Posts By: Stephen Cook

Oh dear – another U-turn

The Chancellor’s decision this morning to ditch the plan to impose a cap on tax relief for major donors was the government’s third U-turn in a week – the fourth, if you count the pasty tax and the static caravan tax as separate items. It came as a surprise to me – in fact, I blogged this morning to say I thought it unlikely (though not impossible). I thought the government was going to tough this one out, at least until after the summer’s consultation. Read more on Oh dear – another U-turn…

Claire Squires: salvaging some good from a tragedy

There must be mixed emotions at Samaritans today – the day of the funeral of Claire Squires. Had she lived, her contribution to the charity from her London Marathon run would probably have been a few thousand pounds. Since her death, it has received a windfall of more than a million pounds in the space of a week. Living with good fortune that flows from tragedy is never entirely comfortable. Other charities must envy Samaritans – yet not envy them.

Read more on Claire Squires: salvaging some good from a tragedy…

Why I’m shifting my donations this year

Two stories struck me over the Christmas and New Year break: the first was the news that Save the Children had raised more than £7m in its East Africa Appeal – a record for the charity; the second was the new year message from the Archbishop of Canterbury that we should not give up on young people in Britain, even though some of them had taken part in last summer’s riots.

The archbishop’s message reminded me of figures in last summer’s Charity Market Monitor, which showed a fall of more than 10 per cent in the year 2009-10 in donations to charities supporting young people. “This is a worrying result at a time of rising unemployment, when young people particularly need support and help,” it said. Read more on Why I’m shifting my donations this year…

Royal patronage in action

To Clarence House, home of the HRH the Prince of Wales, for a reception to mark the centenary of Macmillan Cancer Support: there were probably more than 150 people there, ranging from the tough former bankers who now inhabit charity boardrooms to the charity’s staff and major donors. All were slightly a-quiver at the prospect of meeting royalty.

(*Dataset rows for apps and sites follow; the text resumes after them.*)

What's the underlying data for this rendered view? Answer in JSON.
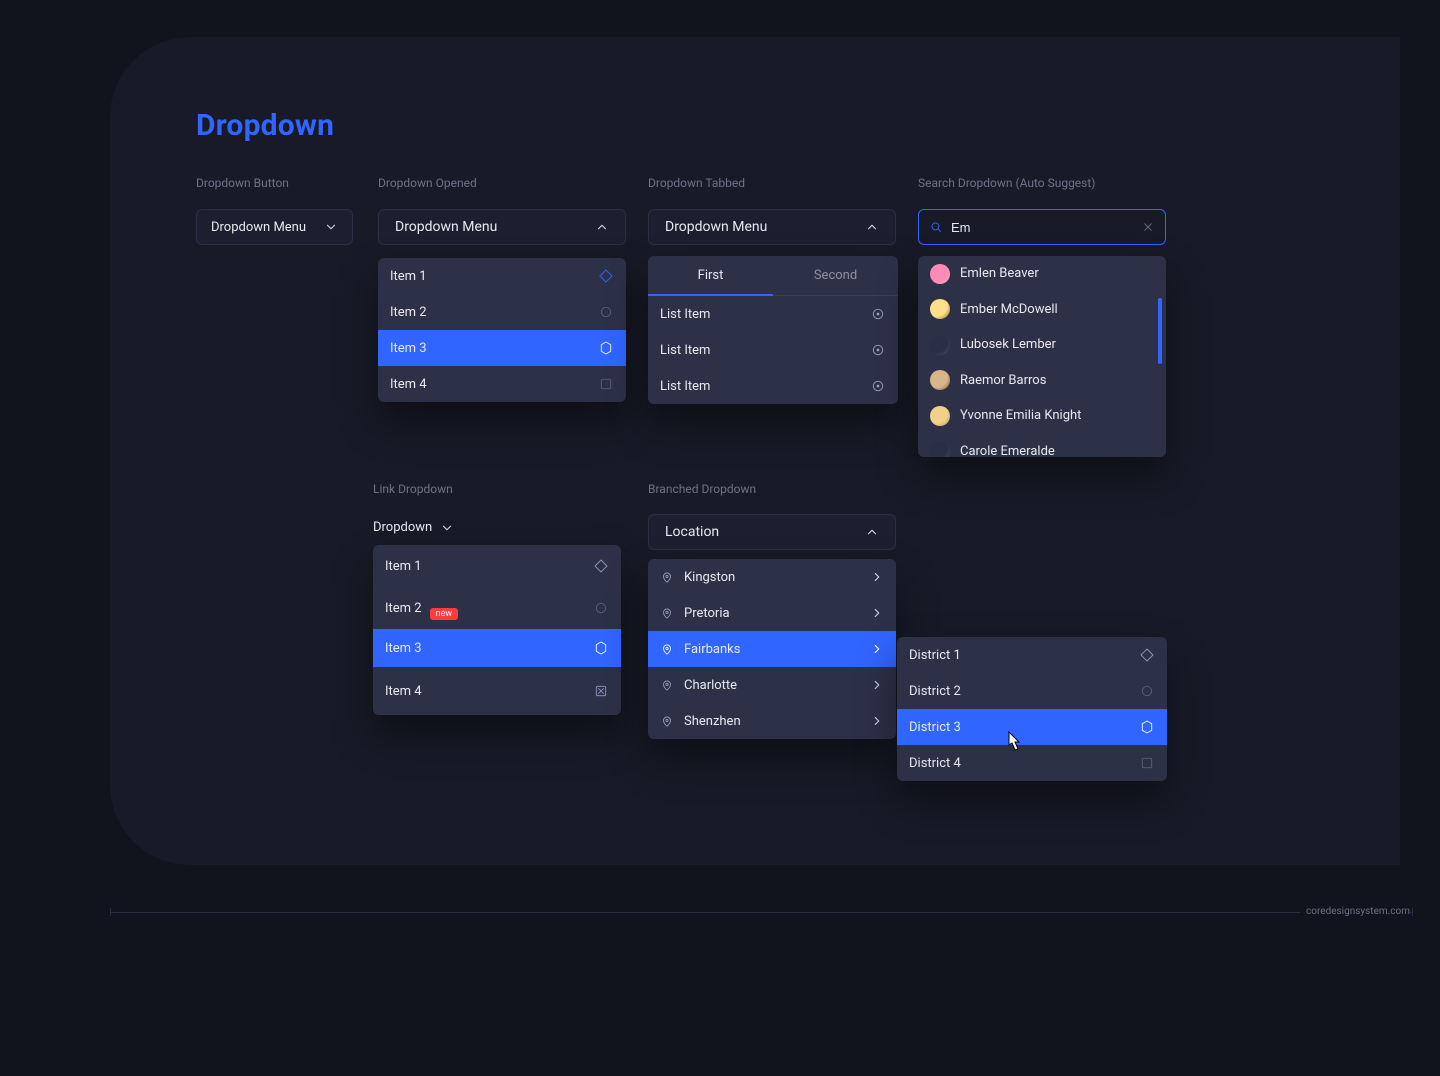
{
  "page": {
    "title": "Dropdown"
  },
  "sections": {
    "button": "Dropdown Button",
    "opened": "Dropdown Opened",
    "tabbed": "Dropdown Tabbed",
    "search": "Search Dropdown (Auto Suggest)",
    "link": "Link Dropdown",
    "branched": "Branched Dropdown"
  },
  "dropdown_button": {
    "label": "Dropdown Menu"
  },
  "dropdown_opened": {
    "label": "Dropdown Menu",
    "items": [
      {
        "label": "Item 1",
        "icon": "diamond-icon",
        "selected": false,
        "accent": true
      },
      {
        "label": "Item 2",
        "icon": "circle-icon",
        "selected": false
      },
      {
        "label": "Item 3",
        "icon": "hexagon-icon",
        "selected": true
      },
      {
        "label": "Item 4",
        "icon": "square-icon",
        "selected": false
      }
    ]
  },
  "dropdown_tabbed": {
    "label": "Dropdown Menu",
    "tabs": [
      {
        "label": "First",
        "active": true
      },
      {
        "label": "Second",
        "active": false
      }
    ],
    "item_label": "List Item",
    "items": [
      "List Item",
      "List Item",
      "List Item"
    ]
  },
  "search": {
    "query": "Em",
    "results": [
      {
        "name": "Emlen Beaver"
      },
      {
        "name": "Ember McDowell"
      },
      {
        "name": "Lubosek Lember"
      },
      {
        "name": "Raemor Barros"
      },
      {
        "name": "Yvonne Emilia Knight"
      },
      {
        "name": "Carole Emeralde"
      }
    ]
  },
  "link_dropdown": {
    "label": "Dropdown",
    "items": [
      {
        "label": "Item 1",
        "icon": "diamond-icon"
      },
      {
        "label": "Item 2",
        "icon": "circle-icon",
        "badge": "new"
      },
      {
        "label": "Item 3",
        "icon": "hexagon-icon",
        "selected": true
      },
      {
        "label": "Item 4",
        "icon": "square-x-icon"
      }
    ]
  },
  "branched": {
    "label": "Location",
    "locations": [
      {
        "label": "Kingston"
      },
      {
        "label": "Pretoria"
      },
      {
        "label": "Fairbanks",
        "selected": true
      },
      {
        "label": "Charlotte"
      },
      {
        "label": "Shenzhen"
      }
    ],
    "districts": [
      {
        "label": "District 1",
        "icon": "diamond-icon"
      },
      {
        "label": "District 2",
        "icon": "circle-icon"
      },
      {
        "label": "District 3",
        "icon": "hexagon-icon",
        "selected": true
      },
      {
        "label": "District 4",
        "icon": "square-icon"
      }
    ]
  },
  "footer": {
    "text": "coredesignsystem.com"
  },
  "colors": {
    "bg": "#11131d",
    "card": "#181a27",
    "panel": "#2d3148",
    "accent": "#3065ff",
    "text": "#e8e9ee",
    "muted": "#6f7285",
    "danger": "#ff3b3b"
  },
  "avatars": {
    "0": {
      "bg": "#ff8ab5",
      "ring": "#ffb0cd"
    },
    "1": {
      "bg": "#ffe08a",
      "ring": "#7a5a2a"
    },
    "2": {
      "bg": "#2b2f45",
      "ring": "#4b4f6a"
    },
    "3": {
      "bg": "#d8b58a",
      "ring": "#7a5a2a"
    },
    "4": {
      "bg": "#f1d08a",
      "ring": "#c0975a"
    },
    "5": {
      "bg": "#2b2f45",
      "ring": "#4b4f6a"
    }
  }
}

Read more on Royal patronage in action…

Sir Terry Pratchett hasn’t lost his edge, and his charitable impulse gets stronger

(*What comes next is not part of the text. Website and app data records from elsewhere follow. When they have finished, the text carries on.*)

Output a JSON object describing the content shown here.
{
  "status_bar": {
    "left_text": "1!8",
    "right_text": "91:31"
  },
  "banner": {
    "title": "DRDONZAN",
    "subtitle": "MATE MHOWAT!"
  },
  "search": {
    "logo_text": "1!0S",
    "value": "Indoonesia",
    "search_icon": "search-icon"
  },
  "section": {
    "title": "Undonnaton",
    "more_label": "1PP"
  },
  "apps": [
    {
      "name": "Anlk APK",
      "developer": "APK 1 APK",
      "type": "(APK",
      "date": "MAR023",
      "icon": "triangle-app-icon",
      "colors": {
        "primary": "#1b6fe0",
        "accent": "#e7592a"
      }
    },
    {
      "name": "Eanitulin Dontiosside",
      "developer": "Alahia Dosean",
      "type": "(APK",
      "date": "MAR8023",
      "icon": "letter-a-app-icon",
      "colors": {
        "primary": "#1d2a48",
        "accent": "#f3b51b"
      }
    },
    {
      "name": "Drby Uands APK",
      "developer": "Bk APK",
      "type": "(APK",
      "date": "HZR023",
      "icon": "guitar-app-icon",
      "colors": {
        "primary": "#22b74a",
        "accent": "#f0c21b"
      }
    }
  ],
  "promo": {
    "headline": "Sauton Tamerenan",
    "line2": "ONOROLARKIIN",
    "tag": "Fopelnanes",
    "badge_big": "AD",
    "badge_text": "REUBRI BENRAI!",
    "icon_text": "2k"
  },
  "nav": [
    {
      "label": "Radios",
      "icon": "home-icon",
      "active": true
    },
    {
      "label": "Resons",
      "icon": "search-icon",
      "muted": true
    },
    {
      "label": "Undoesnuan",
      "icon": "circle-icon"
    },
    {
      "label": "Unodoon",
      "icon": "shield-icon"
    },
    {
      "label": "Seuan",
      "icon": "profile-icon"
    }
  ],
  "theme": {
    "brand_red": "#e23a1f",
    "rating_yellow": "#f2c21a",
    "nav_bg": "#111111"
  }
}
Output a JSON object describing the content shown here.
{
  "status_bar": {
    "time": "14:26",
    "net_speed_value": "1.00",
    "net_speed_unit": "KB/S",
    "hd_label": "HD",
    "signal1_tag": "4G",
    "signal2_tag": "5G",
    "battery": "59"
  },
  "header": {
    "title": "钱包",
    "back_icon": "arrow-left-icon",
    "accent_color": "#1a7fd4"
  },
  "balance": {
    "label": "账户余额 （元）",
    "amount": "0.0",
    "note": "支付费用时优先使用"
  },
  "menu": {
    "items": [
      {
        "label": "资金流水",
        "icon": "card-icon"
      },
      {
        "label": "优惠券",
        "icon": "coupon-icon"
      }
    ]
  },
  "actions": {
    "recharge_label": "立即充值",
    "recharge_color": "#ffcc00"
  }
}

It’s not evident when you meet Terry Pratchett that he’s suffering from Alzheimers: he’s mentally sharp and there doesn’t seem to be anything wrong with his memory. He’s also just completed one book and is writing two more.

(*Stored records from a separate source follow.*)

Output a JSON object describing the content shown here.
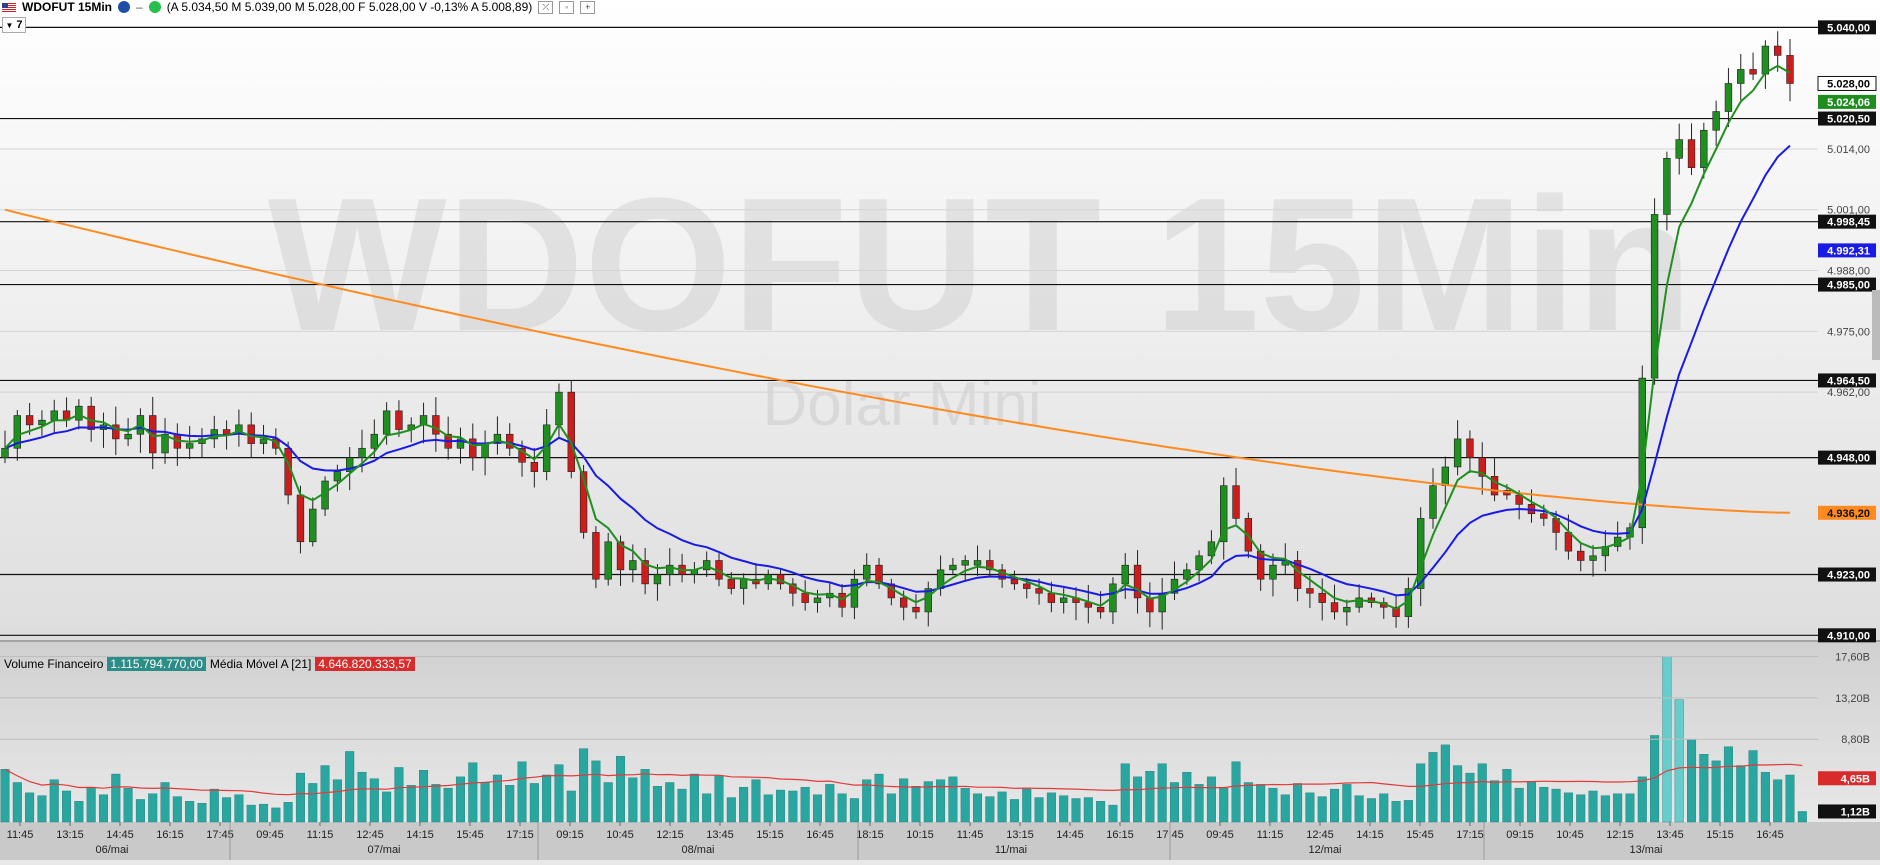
{
  "header": {
    "symbol": "WDOFUT 15Min",
    "quote": "(A 5.034,50 M 5.039,00 M 5.028,00 F 5.028,00 V -0,13% A 5.008,89)",
    "buttons": [
      "⤫",
      "◦",
      "+"
    ]
  },
  "dropdown_value": "7",
  "watermark": {
    "main": "WDOFUT 15Min",
    "sub": "Dolar Mini"
  },
  "volume_legend": {
    "label": "Volume Financeiro",
    "value": "1.115.794.770,00",
    "ma_label": "Média Móvel A [21]",
    "ma_value": "4.646.820.333,57"
  },
  "colors": {
    "bull": "#1f8f1f",
    "bear": "#cc1d1d",
    "ema_fast": "#1f8f1f",
    "ema_mid": "#1a1ae6",
    "ema_slow": "#ff8a1f",
    "volume": "#2aa6a0",
    "volume_ma": "#e23b3b",
    "volume_highlight": "#66cdcd"
  },
  "chart_data": [
    {
      "type": "candlestick",
      "title": "WDOFUT 15Min",
      "ylim": [
        4909,
        5042
      ],
      "price_labels": [
        {
          "value": 5040.0,
          "text": "5.040,00",
          "style": "black"
        },
        {
          "value": 5028.0,
          "text": "5.028,00",
          "style": "black-outline"
        },
        {
          "value": 5024.06,
          "text": "5.024,06",
          "style": "green"
        },
        {
          "value": 5020.5,
          "text": "5.020,50",
          "style": "black"
        },
        {
          "value": 5014.0,
          "text": "5.014,00",
          "style": "plain"
        },
        {
          "value": 5001.0,
          "text": "5.001,00",
          "style": "plain"
        },
        {
          "value": 4998.45,
          "text": "4.998,45",
          "style": "black"
        },
        {
          "value": 4992.31,
          "text": "4.992,31",
          "style": "blue"
        },
        {
          "value": 4988.0,
          "text": "4.988,00",
          "style": "plain"
        },
        {
          "value": 4985.0,
          "text": "4.985,00",
          "style": "black"
        },
        {
          "value": 4975.0,
          "text": "4.975,00",
          "style": "plain"
        },
        {
          "value": 4964.5,
          "text": "4.964,50",
          "style": "black"
        },
        {
          "value": 4962.0,
          "text": "4.962,00",
          "style": "plain"
        },
        {
          "value": 4948.0,
          "text": "4.948,00",
          "style": "black"
        },
        {
          "value": 4936.2,
          "text": "4.936,20",
          "style": "orange"
        },
        {
          "value": 4923.0,
          "text": "4.923,00",
          "style": "black"
        },
        {
          "value": 4910.0,
          "text": "4.910,00",
          "style": "black"
        }
      ],
      "horizontal_levels": [
        5040.0,
        5020.5,
        4998.45,
        4985.0,
        4964.5,
        4948.0,
        4923.0,
        4910.0
      ],
      "ohlc_close_path": [
        4950,
        4957,
        4955,
        4956,
        4958,
        4956,
        4959,
        4954,
        4955,
        4952,
        4953,
        4957,
        4949,
        4953,
        4950,
        4951,
        4952,
        4954,
        4953,
        4955,
        4951,
        4952,
        4950,
        4940,
        4930,
        4937,
        4943,
        4945,
        4948,
        4950,
        4953,
        4958,
        4954,
        4955,
        4957,
        4953,
        4950,
        4952,
        4948,
        4951,
        4953,
        4950,
        4947,
        4945,
        4955,
        4962,
        4945,
        4932,
        4922,
        4930,
        4924,
        4926,
        4921,
        4923,
        4925,
        4923,
        4924,
        4926,
        4922,
        4920,
        4922,
        4921,
        4923,
        4921,
        4919,
        4917,
        4918,
        4919,
        4916,
        4922,
        4925,
        4921,
        4918,
        4916,
        4915,
        4920,
        4924,
        4925,
        4926,
        4926,
        4924,
        4922,
        4921,
        4920,
        4919,
        4917,
        4918,
        4917,
        4916,
        4915,
        4921,
        4925,
        4918,
        4915,
        4919,
        4922,
        4924,
        4927,
        4930,
        4942,
        4935,
        4928,
        4922,
        4925,
        4926,
        4920,
        4919,
        4917,
        4915,
        4916,
        4918,
        4917,
        4916,
        4914,
        4920,
        4935,
        4942,
        4946,
        4952,
        4948,
        4944,
        4940,
        4940,
        4938,
        4936,
        4935,
        4932,
        4928,
        4926,
        4927,
        4929,
        4931,
        4933,
        4965,
        5000,
        5012,
        5016,
        5010,
        5018,
        5022,
        5028,
        5031,
        5030,
        5036,
        5034,
        5028
      ],
      "indicators": [
        {
          "name": "ema_fast",
          "color": "green",
          "last": 5024.06
        },
        {
          "name": "ema_mid",
          "color": "blue",
          "last": 4992.31
        },
        {
          "name": "ema_slow",
          "color": "orange",
          "start": 5001.0,
          "last": 4936.2
        }
      ],
      "x_ticks": [
        "11:45",
        "13:15",
        "14:45",
        "16:15",
        "17:45",
        "09:45",
        "11:15",
        "12:45",
        "14:15",
        "15:45",
        "17:15",
        "09:15",
        "10:45",
        "12:15",
        "13:45",
        "15:15",
        "16:45",
        "18:15",
        "10:15",
        "11:45",
        "13:15",
        "14:45",
        "16:15",
        "17:45",
        "09:45",
        "11:15",
        "12:45",
        "14:15",
        "15:45",
        "17:15",
        "09:15",
        "10:45",
        "12:15",
        "13:45",
        "15:15",
        "16:45"
      ],
      "date_labels": [
        "06/mai",
        "07/mai",
        "08/mai",
        "11/mai",
        "12/mai",
        "13/mai"
      ]
    },
    {
      "type": "bar",
      "title": "Volume Financeiro",
      "ylim": [
        0,
        18.5
      ],
      "y_ticks": [
        {
          "value": 17.6,
          "text": "17,60B"
        },
        {
          "value": 13.2,
          "text": "13,20B"
        },
        {
          "value": 8.8,
          "text": "8,80B"
        },
        {
          "value": 4.65,
          "text": "4,65B",
          "style": "red"
        },
        {
          "value": 1.12,
          "text": "1,12B",
          "style": "black"
        }
      ],
      "values_billions": [
        5.6,
        4.2,
        3.1,
        2.8,
        4.5,
        3.3,
        2.2,
        3.7,
        2.9,
        5.1,
        3.6,
        2.4,
        3.0,
        4.2,
        2.7,
        2.2,
        2.0,
        3.5,
        2.6,
        2.9,
        1.8,
        1.9,
        1.5,
        2.1,
        5.2,
        4.1,
        6.0,
        4.5,
        7.5,
        5.3,
        4.6,
        3.2,
        5.8,
        3.9,
        5.5,
        4.0,
        3.6,
        4.8,
        6.3,
        4.2,
        5.0,
        3.9,
        6.4,
        4.1,
        5.0,
        6.1,
        3.3,
        7.8,
        6.5,
        4.2,
        7.0,
        4.7,
        5.6,
        3.8,
        4.2,
        3.5,
        5.1,
        3.0,
        4.9,
        2.6,
        3.7,
        4.5,
        2.9,
        3.4,
        3.3,
        3.7,
        2.9,
        4.0,
        3.0,
        2.5,
        4.5,
        5.1,
        3.0,
        4.6,
        3.8,
        4.3,
        4.5,
        4.8,
        3.6,
        3.0,
        2.7,
        3.2,
        2.4,
        3.5,
        2.6,
        3.1,
        2.8,
        2.5,
        2.6,
        2.2,
        1.8,
        6.2,
        4.8,
        5.4,
        6.2,
        4.2,
        5.3,
        4.0,
        4.8,
        3.6,
        6.4,
        4.2,
        4.0,
        3.6,
        2.9,
        4.1,
        3.1,
        2.7,
        3.5,
        4.0,
        2.8,
        2.5,
        3.0,
        2.2,
        2.3,
        6.2,
        7.4,
        8.2,
        6.0,
        5.2,
        6.2,
        4.4,
        5.6,
        3.6,
        4.3,
        3.7,
        3.5,
        3.1,
        2.9,
        3.3,
        2.8,
        3.0,
        3.0,
        4.8,
        9.2,
        17.6,
        13.0,
        8.8,
        7.2,
        6.5,
        8.0,
        6.0,
        7.6,
        5.3,
        4.5,
        5.0,
        1.12
      ],
      "moving_average_last": 4.65
    }
  ]
}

Read more on Sir Terry Pratchett hasn’t lost his edge, and his charitable impulse gets stronger…

Impact measurement is the sector subject du jour

Analysing and measuring impact is a hot button for charities at the moment. Everyone seems to wants to know more about it. One piece of evidence for this was the high attendance at a Third Sector conference on the subject yesterday. So many people wanted to come that the event was twice moved
to a bigger venue and ended up in the conference centre of Arsenal’s Emirates Stadium in north London, which was a shock to the system of one or two Chelsea season ticket holders in the sector.

Read more on Impact measurement is the sector subject du jour…

Ditching extra insurance premiums for volunteer drivers was long overdue

There was a certain amount of backslapping this week when
the Association of British Insurers announced that 54 insurance brands would
no longer be charging extra premiums for people who use their cars for
voluntary activities, such as taking people to hospital or on days out.

Read more on Ditching extra insurance premiums for volunteer drivers was long overdue…

McLean’s departure is a blow for the IoF

Amanda McLean’s resignation after only four
months as chief executive of the Institute of Fundraising is a huge talking
point in the sector. It’s the second most read story of the year on Third
Sector
‘s website, with a dozen comments left by readers and letters still
coming in to the magazine.

Read more on McLean’s departure is a blow for the IoF…

Big society fatigue sets in

It’s been hard to get away from the big society in the last couple of weeks. All the papers – including the Sun – have been on about it, and every second programme on radio and TV has been trying to get a handle on it.

Read more on Big society fatigue sets in…

They’ve all got it in for Dame Suzi

Axe hovers over quango queen,’ squeals the Daily Mail, in response to a Sunday Times piece headlined ‘Quango queen faces sack for attack on private schools.’ It’s unusual for the Telegraph not to be in there too. It’s not the first time the right wing press have had a go at Dame Suzi Leather, chair of the Charity Commission, and it won’t be the last. They’ve all got it in for her.

Read more on They’ve all got it in for Dame Suzi…